When a cold or the flu strikes, you generally know what’s going to happen. It might start with a scratch at the back of the throat. You begin to feel exhausted, and before you know it, you’re sitting in front of the television with a box of Kleenex.
Your cough isn’t going away, and you’re in a bad mood. Are you experiencing bronchitis? Is it pneumonia? Bacteria or viruses that cause respiratory infections can cause both pneumonia and bronchitis. So how can you tell them apart?
The only distinction between these two illnesses, although you may not notice it without expert advice, is which section of the respiratory system it affects.
How to spot the difference?
Bronchitis and pneumonia might be hard to differentiate based just on congestion and cough.
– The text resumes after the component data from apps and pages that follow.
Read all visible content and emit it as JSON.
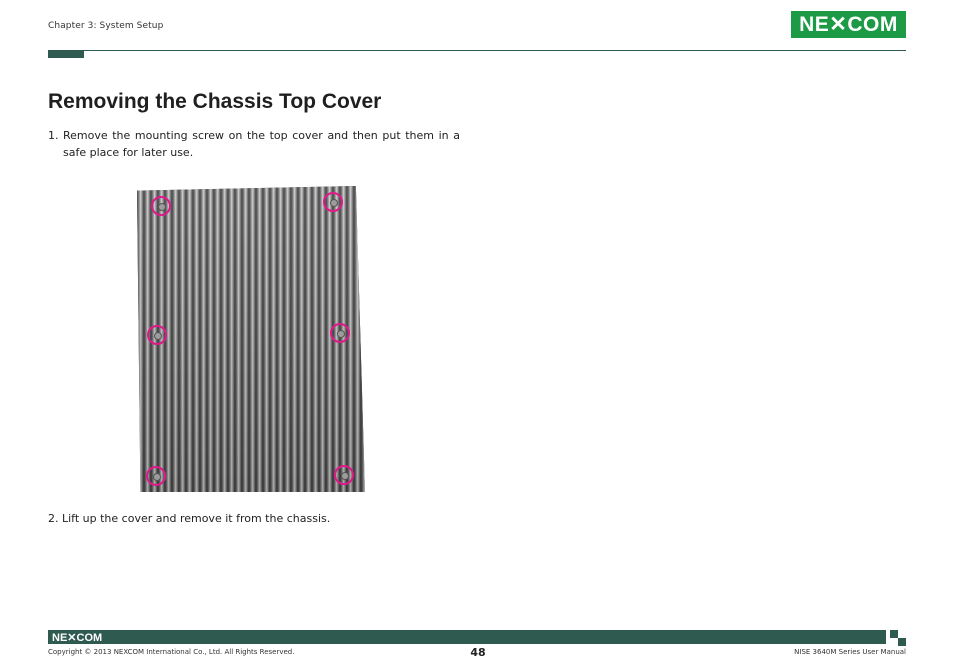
{
  "header": {
    "chapter": "Chapter 3: System Setup",
    "logo": "NE✕COM",
    "accent_color": "#2e5a4f",
    "logo_color": "#1d9a46"
  },
  "title": "Removing the Chassis Top Cover",
  "steps": [
    {
      "number": "1.",
      "text": "Remove the mounting screw on the top cover and then put them in a safe place for later use."
    },
    {
      "number": "2.",
      "text": "Lift up the cover and remove it from the chassis."
    }
  ],
  "photo": {
    "highlight_color": "#e0198a"
  },
  "footer": {
    "logo": "NE✕COM",
    "copyright": "Copyright © 2013 NEXCOM International Co., Ltd. All Rights Reserved.",
    "page_number": "48",
    "manual": "NISE 3640M Series User Manual"
  }
}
These two illnesses, however, have quite distinct origins, symptoms, and therapies.
Bronchitis and pneumonia both induce a cough that occasionally produces phlegm, a thick sort of mucus produced in your chest. However, the intensity of symptoms makes a significant impact. Pneumonia symptoms are often more severe than bronchitis symptoms, and pneumonia seems more like a systemic illness with a fever or chills.
Bacteria or viruses that cause respiratory infections can cause both pneumonia and bronchitis. If the cause is known to be bacterial, then your doctor will most likely provide you with an antibiotic, most likely sulfatrim pediatric, which is a combination of two – sulfamethoxazole and trimethoprim. However, if it is caused by a viral infection or any other origin this medication won’t be prescribed.
Bronchitis affects just the bronchial tubes that carry air to your lungs, whereas pneumonia starts and progresses deeper in your lung tissues. In addition, fungal infections and aspiration can both cause pneumonia (inhaling something, like food or saliva, into your lungs).
Additional information about bronchitis
Bronchitis is a respiratory illness that primarily impacts the upper airways, which are used to transport air to and from your lungs. Bronchitis patients frequently cough up thicker mucus.
It can appear in an acute or chronic form and the symptoms differ depending on which type of bronchitis is in question. Acute bronchitis, which is caused by infection or inflammation, normally resolves on its own within a few weeks. On the other hand, chronic bronchitis is a long-term inflammation in your lungs, that lasts at least three months.
Acute bronchitis symptoms are quite similar to those of an upper respiratory infection, such as fatigue, sore throat, chills, fever, body aches, and so on. When you cough, you may see your phlegm has turned green or yellow.
Chronic bronchitis, on the other hand, causes a continual cough that lasts for an extended period of time. Shortness of breath, wheezing, weariness, and chest pain are also symptoms.
Additional information about pneumonia
Pneumonia is mainly caused by a virus, bacterium, or fungus, but can also be caused by inhaling irritants. You can get pneumonia if these microorganisms or irritants penetrate the alveoli in your lungs.
Pneumonia may be classified into numerous categories based on the underlying cause. It is most often caused by bacteria. But there are a few other classifications of this infection as well. Pneumococcal pneumonia is the most frequent kind of bacterial pneumonia caused by the Streptococcus pneumoniae bacterium.
A virus, such as influenza, causes viral pneumonia. Mycoplasma pneumonia is caused by mycoplasma pneumoniae, which are small organisms with features of both viruses and bacteria. Finally, fungi, such as Pneumocystis jiroveci, cause fungal pneumonia.
Anyone can get pneumonia, but certain people are at a higher risk since this infection sometimes requires hospitalization to be treated. Smokers, people over the age of 60, and people suffering from diseases such as asthma are at a higher risk.
The symptoms, which can range from mild to severe, include fatigue, nausea accompanied by a very high fever of 105°F, as well as many other symptoms such as confusion, blue lips due to lack of oxygen, and chest pain when breathing deeply.
It’s always a good idea to see your doctor if you suspect you have bronchitis or pneumonia. If the underlying reason is bacterial, you should feel significantly better within a day or two of beginning antibiotics.
Otherwise, if your coughing or wheezing hasn’t improved after two weeks, make sure you consult your doctor.
Ellen Diamond did her degree in psychology at the University of Hertfordshire. She is interested in mental health, wellness, and lifestyle.